- Always keep your eyes on the road, stay vigilant and minimize distractions like cellphones.
- Obey the speed limit and give yourself enough time to safely get where you’re going.
- Ensure everyone in the vehicle is buckled up on every trip.
- Never drive while impaired by alcohol or drugs.
- Leave plenty of distance between you and other vehicles, including changing lanes when vehicles are stopped on the side of the road. The faster you’re going, the more room you need to stop safely.
- Allstate Roadside Assistance provides options for coverage whether you’re in need now, want to add it to your auto policy or you’re interested in roadside membership.
Check out the newly redesigned Allstate.com/BestDriversReport for an interactive map and full results for this year, as well as historical data. To join the community safe-driving conversation, like and follow the Good Driving Starts Young Facebook page.
[i] The Allstate America’s Best Drivers Report® is the result of an in-depth examination of company auto claims data to determine the likelihood that drivers in America’s 200 most populous cities will experience a vehicle collision compared to the national average. According to Allstate claims data, the average driver in the U.S. will experience a collision once every 10.57 years. This year, Allstate researchers analyzed property damage claims reported during the two-year period of January 2016 to December 2017. The report defines a collision as any auto crash resulting in a property damage claim and uses U.S. Census Bureau data to determine America’s 200 largest cities. Hard-braking data is based on customers voluntarily enrolled in Allstate’s Drivewise® telematics program in 2016-2017. Some cities and their surrounding suburbs in the full 200 Best Drivers rankings are excluded from hard-braking analysis due to limited measurable Drivewise data or because Drivewise was not available (California, North Carolina, South Carolina and Texas). Allstate’s auto policies represent approximately 10% of all U.S. auto policies, making this report a realistic snapshot of what’s happening on America’s roadways. The Allstate America’s Best Drivers Report is produced solely to boost the country’s discussion about safe driving and to increase awareness of the importance of being safe and attentive behind the wheel. The report is not used to determine auto insurance rates.
Allstate found a correlation between hard braking and collision frequency. Drivers in cities with fewer hard-braking events per 1,000 miles tend to have fewer property damage claims. Nationally, the average American driver will experience approximately 19 hard-braking events for every 1,000 miles driven.
[ii] Insurance Institute for Highway Safety, Fatality Facts 2017, https://www.iihs.org/topics/fatality-statistics/detail/yearly-snapshot

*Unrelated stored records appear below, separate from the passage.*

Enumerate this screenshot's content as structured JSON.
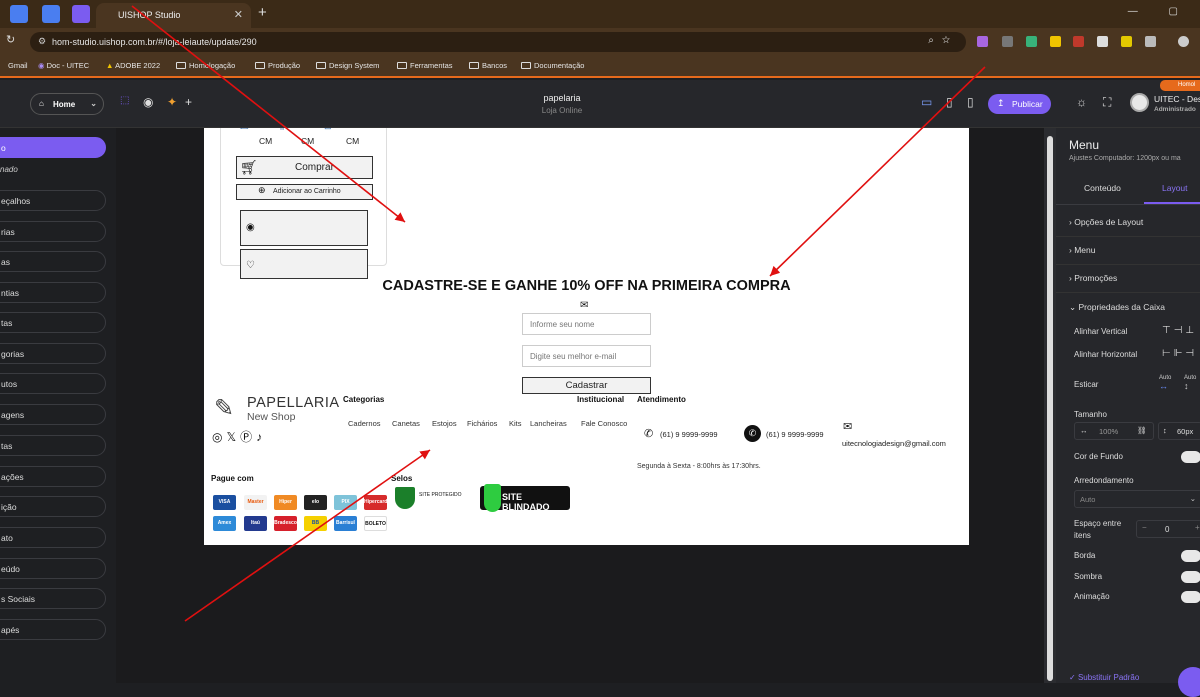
{
  "browser": {
    "tab_title": "UISHOP Studio",
    "tab_close": "✕",
    "new_tab": "+",
    "window_controls": "—  ▢",
    "url": "hom-studio.uishop.com.br/#/loja-leiaute/update/290",
    "bookmarks": [
      "Gmail",
      "Doc - UITEC",
      "ADOBE 2022",
      "Homologação",
      "Produção",
      "Design System",
      "Ferramentas",
      "Bancos",
      "Documentação"
    ]
  },
  "app_header": {
    "home_label": "Home",
    "project_name": "papelaria",
    "project_sub": "Loja Online",
    "publish_label": "Publicar",
    "user_name": "UITEC - Desi",
    "user_role": "Administrado",
    "env_tag": "Homol"
  },
  "sidebar": {
    "italic_label": "nado",
    "items": [
      "o",
      "eçalhos",
      "rias",
      "as",
      "ntias",
      "tas",
      "gorias",
      "utos",
      "agens",
      "tas",
      "ações",
      "ição",
      "ato",
      "eúdo",
      "s Sociais",
      "apés"
    ]
  },
  "page": {
    "sizes": [
      "CM",
      "CM",
      "CM"
    ],
    "buy_label": "Comprar",
    "add_cart_label": "Adicionar ao Carrinho",
    "newsletter_title": "CADASTRE-SE E GANHE 10% OFF NA PRIMEIRA COMPRA",
    "name_placeholder": "Informe seu nome",
    "email_placeholder": "Digite seu melhor e-mail",
    "submit_label": "Cadastrar",
    "logo_name": "PAPELLARIA",
    "logo_sub": "New Shop",
    "social_icons": "◎𝕏Ⓟ♪",
    "footer_categories_title": "Categorias",
    "footer_institutional_title": "Institucional",
    "footer_service_title": "Atendimento",
    "categories": [
      "Cadernos",
      "Canetas",
      "Estojos",
      "Fichários",
      "Kits",
      "Lancheiras",
      "Fale Conosco"
    ],
    "phone_1": "(61) 9 9999-9999",
    "phone_2": "(61) 9 9999-9999",
    "email": "uitecnologiadesign@gmail.com",
    "hours": "Segunda à Sexta - 8:00hrs às 17:30hrs.",
    "payment_title": "Pague com",
    "seals_title": "Selos",
    "payment_methods": [
      "VISA",
      "Master",
      "Hiper",
      "elo",
      "PIX",
      "Hipercard",
      "Amex",
      "Itaú",
      "Bradesco",
      "BB",
      "Barrisul",
      "BOLETO"
    ],
    "seal_protected": "SITE PROTEGIDO",
    "seal_blindado": "SITE BLINDADO"
  },
  "right_panel": {
    "title": "Menu",
    "subtitle": "Ajustes Computador: 1200px ou ma",
    "tab_content": "Conteúdo",
    "tab_layout": "Layout",
    "sections": [
      "Opções de Layout",
      "Menu",
      "Promoções",
      "Propriedades da Caixa"
    ],
    "align_vertical": "Alinhar Vertical",
    "align_horizontal": "Alinhar Horizontal",
    "stretch": "Esticar",
    "auto_1": "Auto",
    "auto_2": "Auto",
    "size_label": "Tamanho",
    "width_value": "100%",
    "height_value": "60px",
    "bg_color_label": "Cor de Fundo",
    "radius_label": "Arredondamento",
    "radius_value": "Auto",
    "gap_label": "Espaço entre itens",
    "gap_value": "0",
    "border_label": "Borda",
    "shadow_label": "Sombra",
    "animation_label": "Animação",
    "restore_label": "Substituir Padrão"
  },
  "colors": {
    "accent": "#7b5cf0",
    "chrome_brown": "#4a3520",
    "arrow_red": "#e01010",
    "env_orange": "#e66a1c"
  }
}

[iii] “Risky Roads” were determined by analyzing Allstate auto collision claim data related to driving in traffic with other motorists on roads within city limits during the two-year period of January 2016 to December 2017. Due to the nature of claim reporting, some collisions may have occurred in city outskirts or surrounding county. Roads outside of the bottom 15 ranked cities in the 2019 Allstate America’s Best Drivers Report were not analyzed.
[iv] National Highway Traffic Safety Administration, Early Estimate of Motor Vehicle Traffic Fatalities in 2018
[v]National Highway Traffic Safety Administration, U.S. DOT Announces Steep Increase in Roadway Deaths Based on 2015 Early Estimates and Convenes First Regional Summit to Drive Traffic Safety Behavior Changes